In order to remain compliant with financial regulations, Johnson University faculty are considering a new approach to attendance policies: Becoming a “Non-Attendance Tracking School” as defined by the U.S. Department of Education.
This proposition came down through the Provost’s office and the Academic Council, which includes representatives from all areas of the university, such as financial aid, academic support, the deans of the schools, and more.
The policy will be voted on in November by the full faculty on both Tennessee and Florida campuses. If approved, the change will go into effect this spring semester.
“When federal regulations change, we have to change our policy in response to that,” said Tommy Smith, Vice President for Academic Affairs and Provost.
Smith said becoming a Non-Attendance Taking School means the university cannot have a blanket policy requiring class attendance. However, individual school and professors may still require attendances part of their course requirements.
“We can’t as Johnson require attendance, but individual schools and professors can require attendance,” he said.
According to the proposal, professors must record attendance at the beginning of the course to determine that students have started a specific class. Professors will then take attendance again on a specific Add/Drop date, “to ensure they [students] have maintained their enrollment.” This process is known as enrollment verification.

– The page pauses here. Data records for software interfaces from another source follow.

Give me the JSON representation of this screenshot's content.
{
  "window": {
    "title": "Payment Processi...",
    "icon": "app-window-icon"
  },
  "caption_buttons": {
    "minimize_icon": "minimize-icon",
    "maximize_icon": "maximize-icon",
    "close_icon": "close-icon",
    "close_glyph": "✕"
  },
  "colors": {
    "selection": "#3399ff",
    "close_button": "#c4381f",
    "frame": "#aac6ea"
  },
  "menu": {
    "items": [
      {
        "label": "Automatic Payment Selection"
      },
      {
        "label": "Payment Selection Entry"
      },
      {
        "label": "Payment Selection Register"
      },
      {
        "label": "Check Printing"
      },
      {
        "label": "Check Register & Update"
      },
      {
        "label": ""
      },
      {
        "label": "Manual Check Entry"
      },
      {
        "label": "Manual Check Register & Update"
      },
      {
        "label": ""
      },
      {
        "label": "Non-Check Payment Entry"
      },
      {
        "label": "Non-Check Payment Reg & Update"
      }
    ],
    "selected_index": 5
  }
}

“Each school will set a certain policy for all their courses and each professor will have that in their syllabus,” Smith said.
Individual schools, programs and professors all have the option to assess student participation in class through various ways such as tests, quizzes, class discussions, online discussions, direct interaction with the professor, Sakai participation, participation in study groups and/or submitted assignments.

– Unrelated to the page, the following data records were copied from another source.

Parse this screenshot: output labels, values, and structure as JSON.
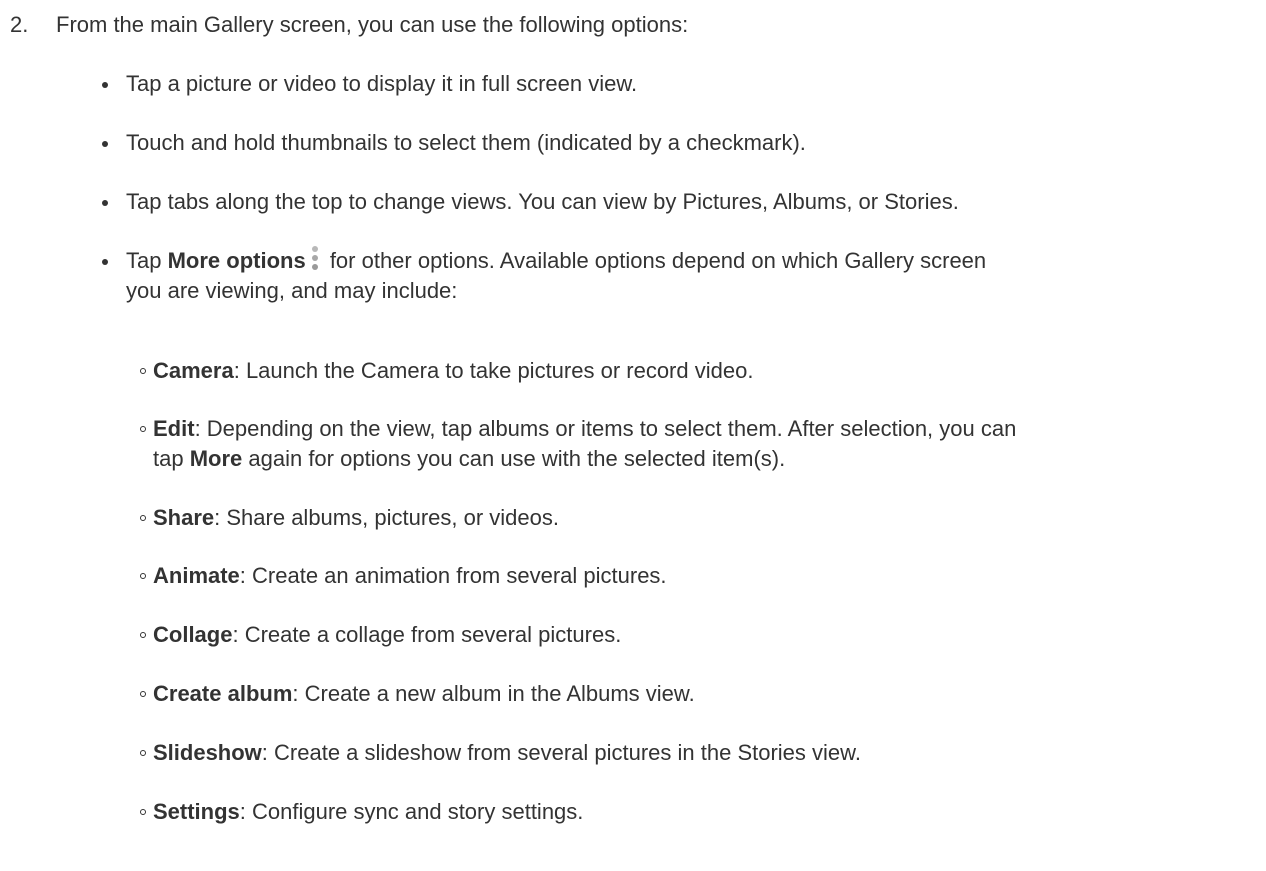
{
  "step": {
    "number": "2.",
    "text": "From the main Gallery screen, you can use the following options:"
  },
  "bullets": [
    {
      "text": "Tap a picture or video to display it in full screen view."
    },
    {
      "text": "Touch and hold thumbnails to select them (indicated by a checkmark)."
    },
    {
      "text": "Tap tabs along the top to change views. You can view by Pictures, Albums, or Stories."
    },
    {
      "prefix": "Tap ",
      "bold": "More options",
      "icon": "more-options-vertical-dots-icon",
      "line1": " for other options. Available options depend on which Gallery screen",
      "line2": "you are viewing, and may include:"
    }
  ],
  "options": [
    {
      "term": "Camera",
      "desc": ": Launch the Camera to take pictures or record video."
    },
    {
      "term": "Edit",
      "desc": ": Depending on the view, tap albums or items to select them. After selection, you can",
      "line2_prefix": "tap ",
      "line2_bold": "More",
      "line2_suffix": " again for options you can use with the selected item(s)."
    },
    {
      "term": "Share",
      "desc": ": Share albums, pictures, or videos."
    },
    {
      "term": "Animate",
      "desc": ": Create an animation from several pictures."
    },
    {
      "term": "Collage",
      "desc": ": Create a collage from several pictures."
    },
    {
      "term": "Create album",
      "desc": ": Create a new album in the Albums view."
    },
    {
      "term": "Slideshow",
      "desc": ": Create a slideshow from several pictures in the Stories view."
    },
    {
      "term": "Settings",
      "desc": ": Configure sync and story settings."
    }
  ],
  "colors": {
    "text": "#333333",
    "icon": "#a8a8a8"
  }
}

Smith said, “[With the current system] we have to determine within 14 days when the student stopped going to class.”
However, the current six allotted absences for a traditional face-to-face class could span a time longer than 14 days, and is out of compliance with federal regulations. Johnson University would face fines if it continued with the same system for attendance.
Smith said the new system would “put us in regulation and make it easier to report” as enrollment would only be submitted at the beginning of the class and at midterm.
Allowances will still be made for students who must miss classes for sports or choir.
If faculty approve the change, midterm reporting will be used for Johnson University’s federal reporting.
Students who have stopped attending class may be reported to the Vice Provost for Academic Services for retention purposes or, if necessary, to Financial Aid.
Students who no longer attend classes may be at risk of losing federal grants, and may even jeopardize federal loans.
With roughly 70 percent of Johnson students receiving financial aid, it is vital to be aware of this possible shift to becoming a Non-Attendance Tracking School.
If the policy is approved, students are responsible for reading the attendance guidelines outlined in the syllabus for each class they take.
“We’ve got two values: We want to meet all federal requirements [and] we want students to stay in school,” Smith said. “We still value attendance in class. It’s just a different way of approaching attendance.”
The bottom line? Just keep going to class.